■ BRIEF ■
Your answer should hold every line of the records below that contains the string "time".

■ DATA SUPPLIED ■
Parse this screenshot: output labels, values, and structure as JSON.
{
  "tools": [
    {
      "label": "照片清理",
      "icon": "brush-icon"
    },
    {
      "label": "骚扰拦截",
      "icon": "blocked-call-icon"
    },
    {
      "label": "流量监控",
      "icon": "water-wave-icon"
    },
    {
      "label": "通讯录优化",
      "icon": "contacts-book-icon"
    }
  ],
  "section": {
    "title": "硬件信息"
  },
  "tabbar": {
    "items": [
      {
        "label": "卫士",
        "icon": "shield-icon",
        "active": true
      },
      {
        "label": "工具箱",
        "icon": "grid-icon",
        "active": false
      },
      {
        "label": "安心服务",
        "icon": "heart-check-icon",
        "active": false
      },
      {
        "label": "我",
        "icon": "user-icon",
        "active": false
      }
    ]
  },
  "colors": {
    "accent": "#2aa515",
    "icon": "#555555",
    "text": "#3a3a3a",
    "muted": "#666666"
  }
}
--
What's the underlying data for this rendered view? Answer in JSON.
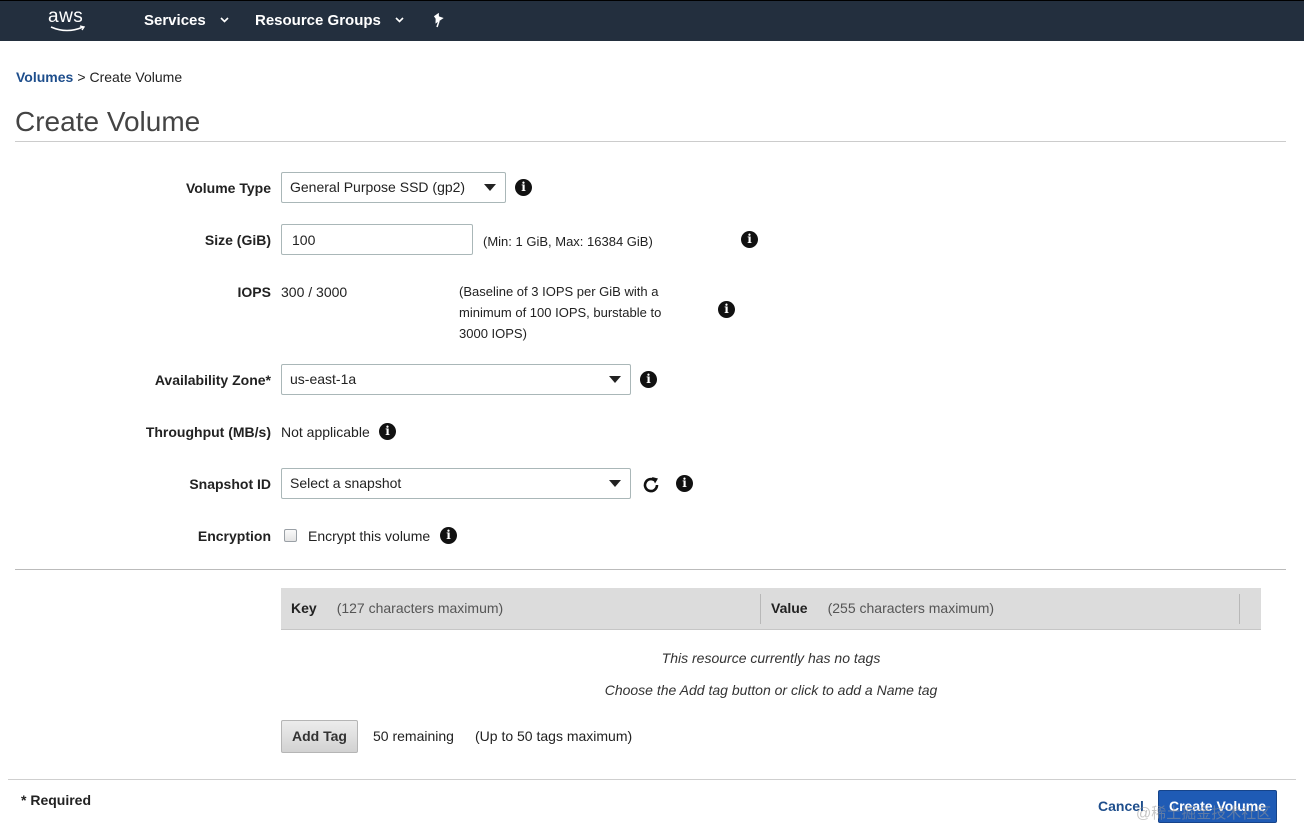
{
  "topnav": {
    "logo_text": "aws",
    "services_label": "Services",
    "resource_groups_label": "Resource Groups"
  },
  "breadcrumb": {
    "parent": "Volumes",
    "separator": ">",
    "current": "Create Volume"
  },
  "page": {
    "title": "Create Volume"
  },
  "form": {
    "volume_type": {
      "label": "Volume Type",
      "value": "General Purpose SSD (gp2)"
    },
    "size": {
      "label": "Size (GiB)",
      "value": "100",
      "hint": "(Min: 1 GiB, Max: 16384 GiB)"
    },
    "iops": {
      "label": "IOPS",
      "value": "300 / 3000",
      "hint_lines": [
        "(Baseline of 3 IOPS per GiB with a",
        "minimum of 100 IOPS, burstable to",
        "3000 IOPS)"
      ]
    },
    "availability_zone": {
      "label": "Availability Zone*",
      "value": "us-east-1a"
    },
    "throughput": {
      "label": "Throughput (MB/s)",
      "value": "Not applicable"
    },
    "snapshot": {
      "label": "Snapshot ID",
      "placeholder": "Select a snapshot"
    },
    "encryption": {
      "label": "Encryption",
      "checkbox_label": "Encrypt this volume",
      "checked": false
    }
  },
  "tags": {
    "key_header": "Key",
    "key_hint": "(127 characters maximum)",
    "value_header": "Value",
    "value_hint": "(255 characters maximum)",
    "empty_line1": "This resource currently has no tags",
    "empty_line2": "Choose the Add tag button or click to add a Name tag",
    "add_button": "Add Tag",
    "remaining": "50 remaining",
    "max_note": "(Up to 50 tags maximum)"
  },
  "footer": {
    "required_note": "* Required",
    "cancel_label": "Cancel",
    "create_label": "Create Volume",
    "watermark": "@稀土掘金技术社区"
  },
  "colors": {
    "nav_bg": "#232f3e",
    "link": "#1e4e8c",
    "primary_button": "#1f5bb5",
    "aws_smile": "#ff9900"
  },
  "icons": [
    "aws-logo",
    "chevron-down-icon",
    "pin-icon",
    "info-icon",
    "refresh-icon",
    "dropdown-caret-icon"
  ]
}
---
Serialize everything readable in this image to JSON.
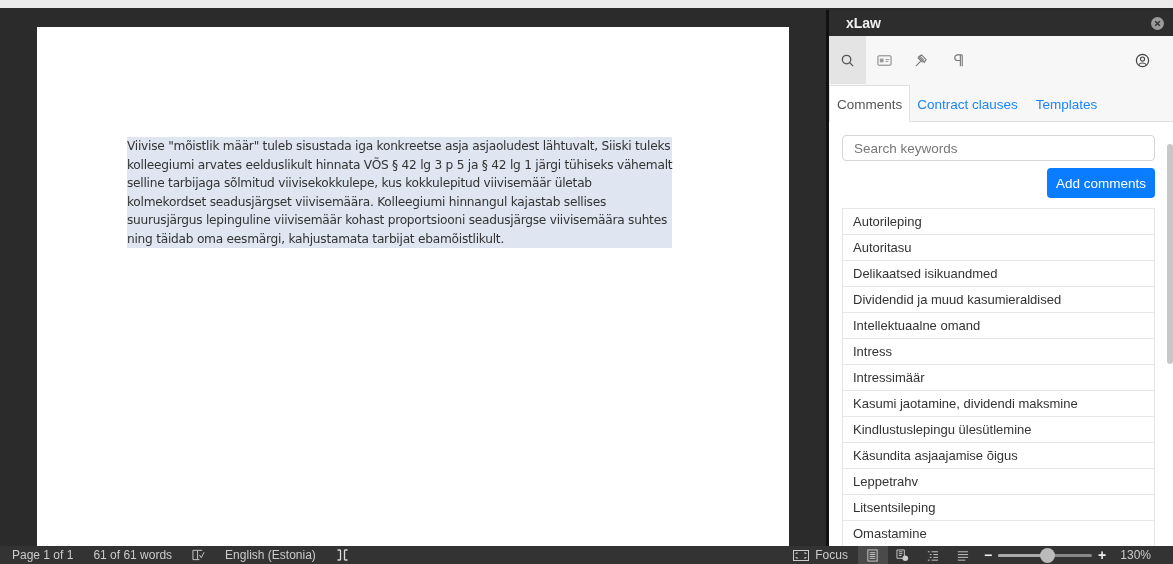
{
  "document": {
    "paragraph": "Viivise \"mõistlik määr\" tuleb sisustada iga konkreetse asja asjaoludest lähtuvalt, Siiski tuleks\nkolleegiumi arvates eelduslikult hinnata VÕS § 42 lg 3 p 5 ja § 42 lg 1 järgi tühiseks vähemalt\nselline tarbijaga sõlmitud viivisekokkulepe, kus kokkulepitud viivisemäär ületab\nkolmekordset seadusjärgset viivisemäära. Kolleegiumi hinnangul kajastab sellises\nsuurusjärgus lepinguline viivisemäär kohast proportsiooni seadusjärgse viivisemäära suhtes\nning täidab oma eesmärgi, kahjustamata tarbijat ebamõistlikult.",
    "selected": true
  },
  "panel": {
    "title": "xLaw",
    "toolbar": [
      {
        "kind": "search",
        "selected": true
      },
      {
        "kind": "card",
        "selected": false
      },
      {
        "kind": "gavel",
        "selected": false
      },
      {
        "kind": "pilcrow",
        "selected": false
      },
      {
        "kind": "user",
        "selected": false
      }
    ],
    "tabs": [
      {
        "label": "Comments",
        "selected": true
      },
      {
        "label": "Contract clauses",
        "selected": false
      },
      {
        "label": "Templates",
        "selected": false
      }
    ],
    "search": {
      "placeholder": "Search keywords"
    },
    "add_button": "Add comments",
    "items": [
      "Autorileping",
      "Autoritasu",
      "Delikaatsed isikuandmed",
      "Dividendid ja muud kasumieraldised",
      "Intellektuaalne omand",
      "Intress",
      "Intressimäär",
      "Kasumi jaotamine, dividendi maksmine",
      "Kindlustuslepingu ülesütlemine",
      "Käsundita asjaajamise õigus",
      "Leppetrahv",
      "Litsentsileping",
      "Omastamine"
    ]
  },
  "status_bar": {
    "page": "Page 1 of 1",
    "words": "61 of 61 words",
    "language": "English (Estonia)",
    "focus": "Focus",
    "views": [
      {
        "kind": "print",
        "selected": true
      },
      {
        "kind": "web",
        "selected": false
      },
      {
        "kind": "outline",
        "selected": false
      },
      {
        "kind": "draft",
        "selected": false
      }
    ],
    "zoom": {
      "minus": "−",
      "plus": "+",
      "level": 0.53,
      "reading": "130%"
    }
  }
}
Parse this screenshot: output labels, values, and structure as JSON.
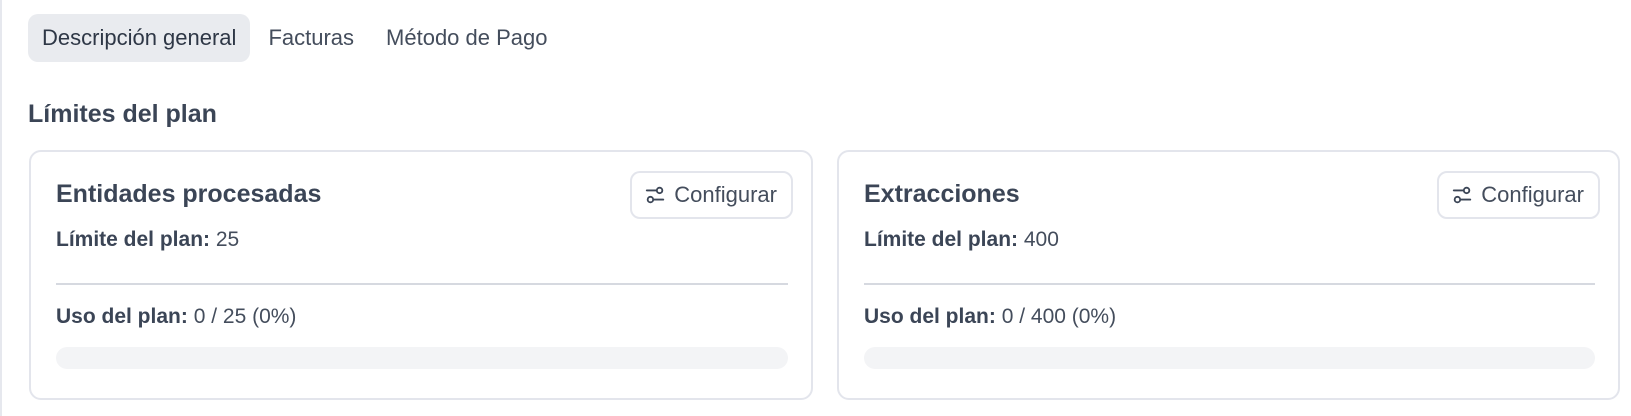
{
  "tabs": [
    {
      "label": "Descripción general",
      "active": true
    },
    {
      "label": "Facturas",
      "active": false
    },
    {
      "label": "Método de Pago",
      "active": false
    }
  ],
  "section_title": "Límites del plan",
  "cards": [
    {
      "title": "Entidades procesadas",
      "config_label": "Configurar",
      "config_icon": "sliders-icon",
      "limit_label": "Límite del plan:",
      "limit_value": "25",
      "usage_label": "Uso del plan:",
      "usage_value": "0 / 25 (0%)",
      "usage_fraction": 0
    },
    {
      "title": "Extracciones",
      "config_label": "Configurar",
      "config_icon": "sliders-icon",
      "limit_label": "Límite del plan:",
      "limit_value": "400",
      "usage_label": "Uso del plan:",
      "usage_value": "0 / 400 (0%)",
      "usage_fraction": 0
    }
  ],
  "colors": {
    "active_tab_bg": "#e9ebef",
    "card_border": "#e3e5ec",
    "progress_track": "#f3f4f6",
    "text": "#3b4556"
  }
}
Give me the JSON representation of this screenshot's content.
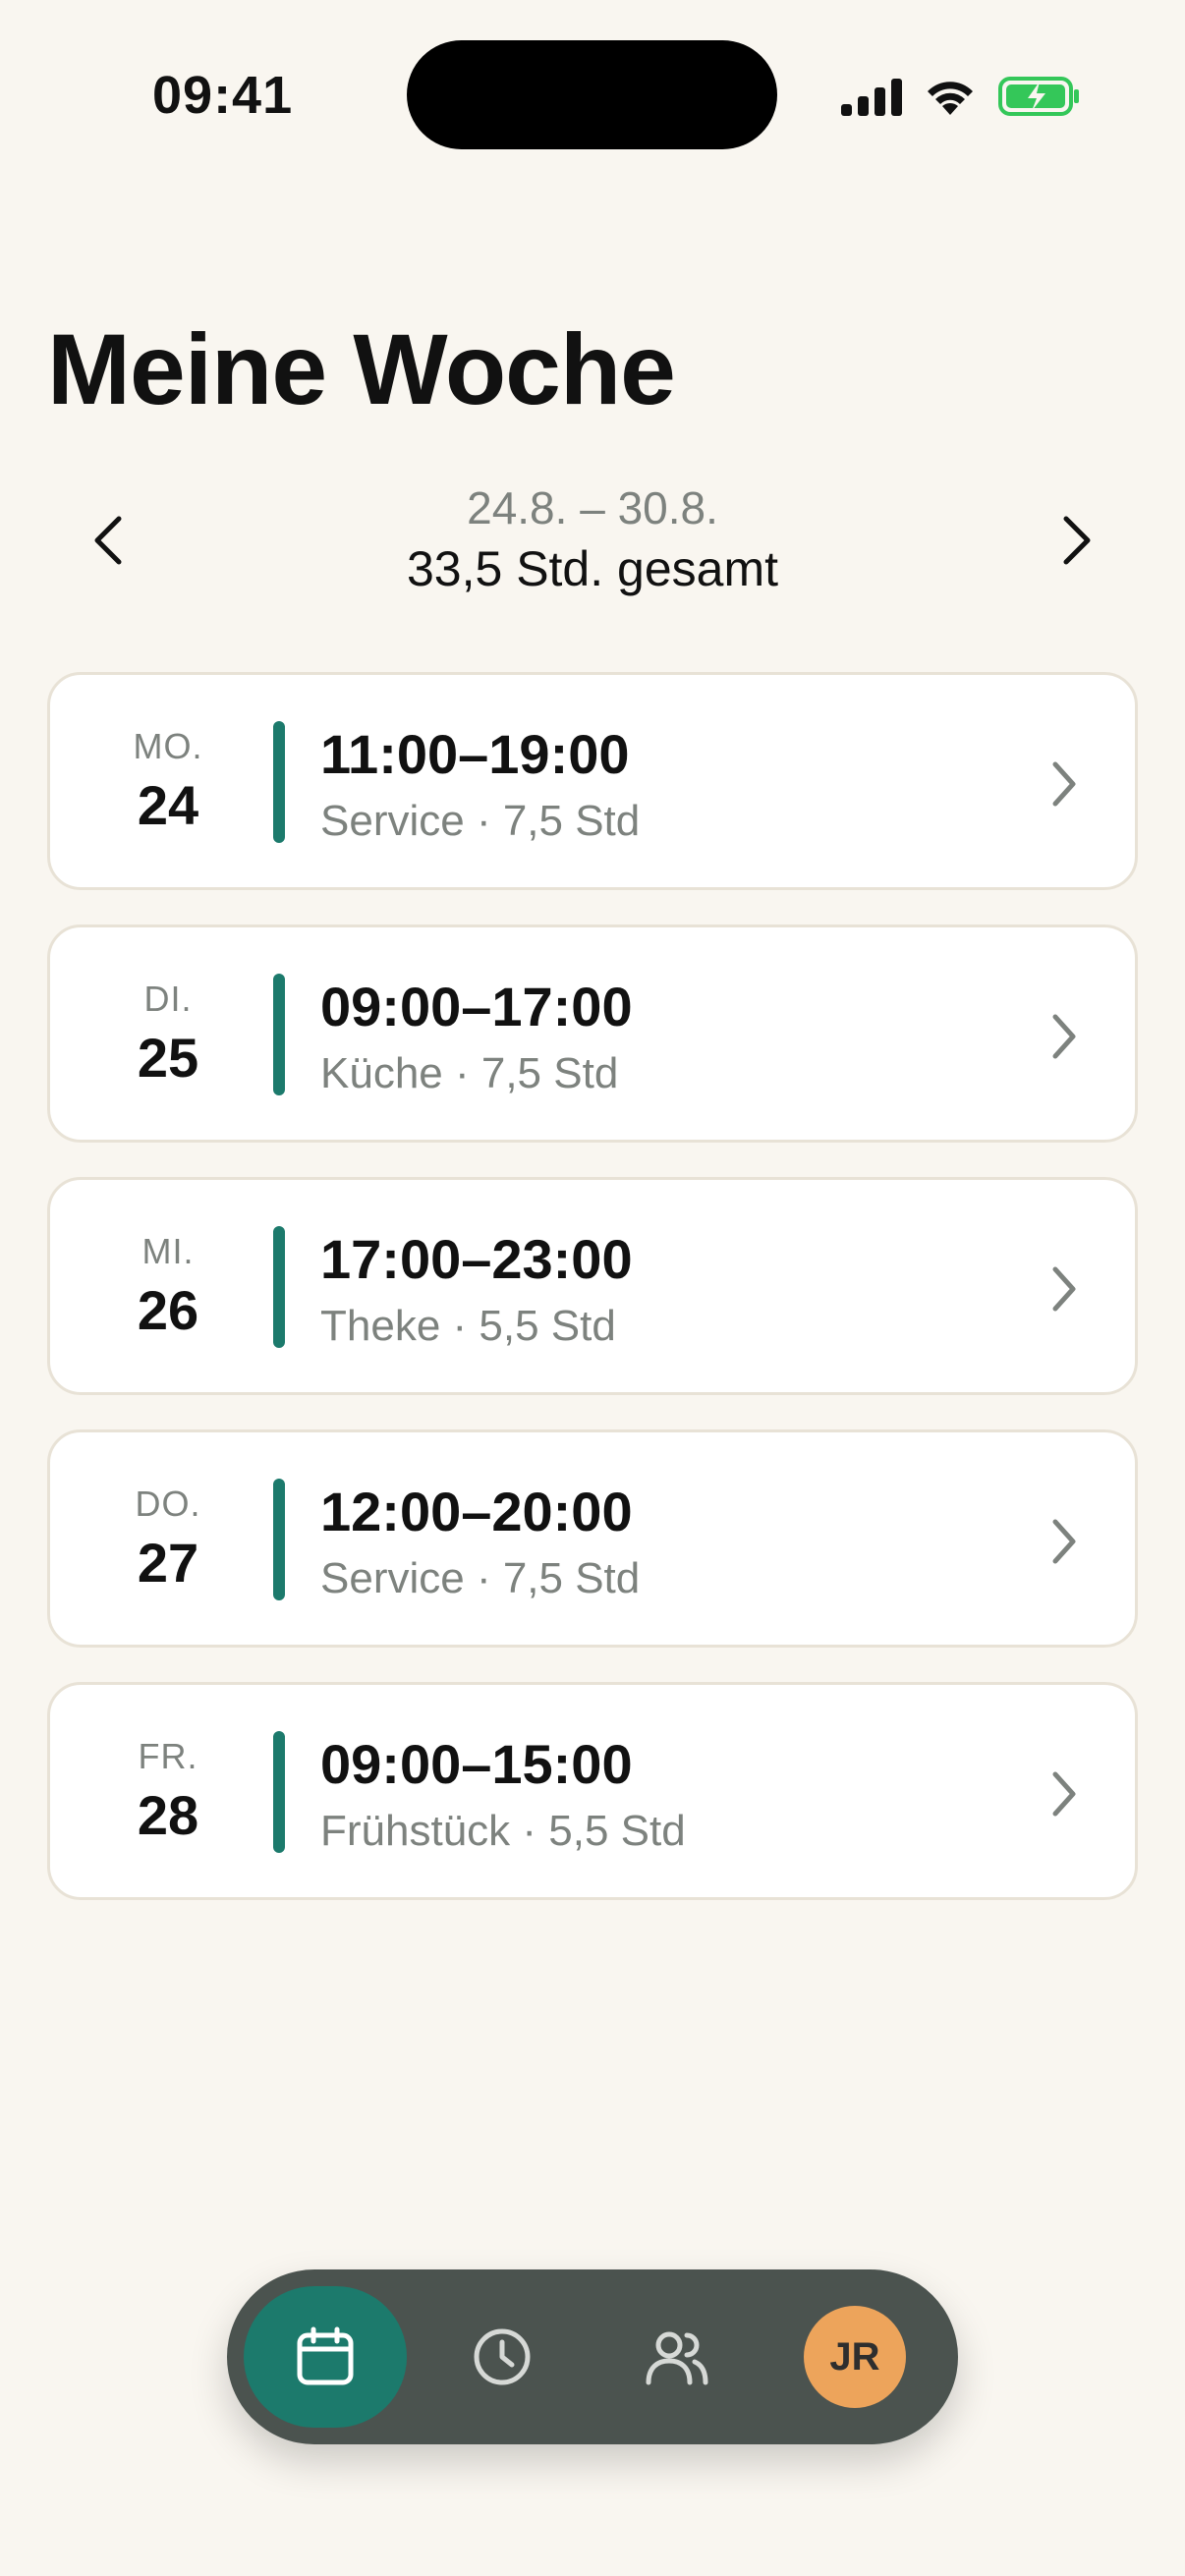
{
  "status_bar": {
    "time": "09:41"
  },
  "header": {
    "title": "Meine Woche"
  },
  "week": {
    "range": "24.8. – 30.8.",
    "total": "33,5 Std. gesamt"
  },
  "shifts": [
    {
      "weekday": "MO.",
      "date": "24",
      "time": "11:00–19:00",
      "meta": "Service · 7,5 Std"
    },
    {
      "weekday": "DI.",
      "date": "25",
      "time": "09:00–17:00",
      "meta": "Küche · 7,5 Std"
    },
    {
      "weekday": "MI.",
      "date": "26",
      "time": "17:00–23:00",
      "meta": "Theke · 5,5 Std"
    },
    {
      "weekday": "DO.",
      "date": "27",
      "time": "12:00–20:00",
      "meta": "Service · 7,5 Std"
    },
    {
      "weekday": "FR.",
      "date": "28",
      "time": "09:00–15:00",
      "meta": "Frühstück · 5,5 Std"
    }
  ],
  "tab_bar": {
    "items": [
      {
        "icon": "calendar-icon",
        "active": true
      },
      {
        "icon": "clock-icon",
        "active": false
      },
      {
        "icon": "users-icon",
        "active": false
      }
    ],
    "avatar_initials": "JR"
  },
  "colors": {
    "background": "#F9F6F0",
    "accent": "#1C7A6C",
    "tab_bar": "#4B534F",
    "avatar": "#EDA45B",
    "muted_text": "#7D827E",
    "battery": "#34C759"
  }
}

■ ANSWER BOX ■
    "time": "09:41"
      "time": "11:00–19:00",
      "time": "09:00–17:00",
      "time": "17:00–23:00",
      "time": "12:00–20:00",
      "time": "09:00–15:00",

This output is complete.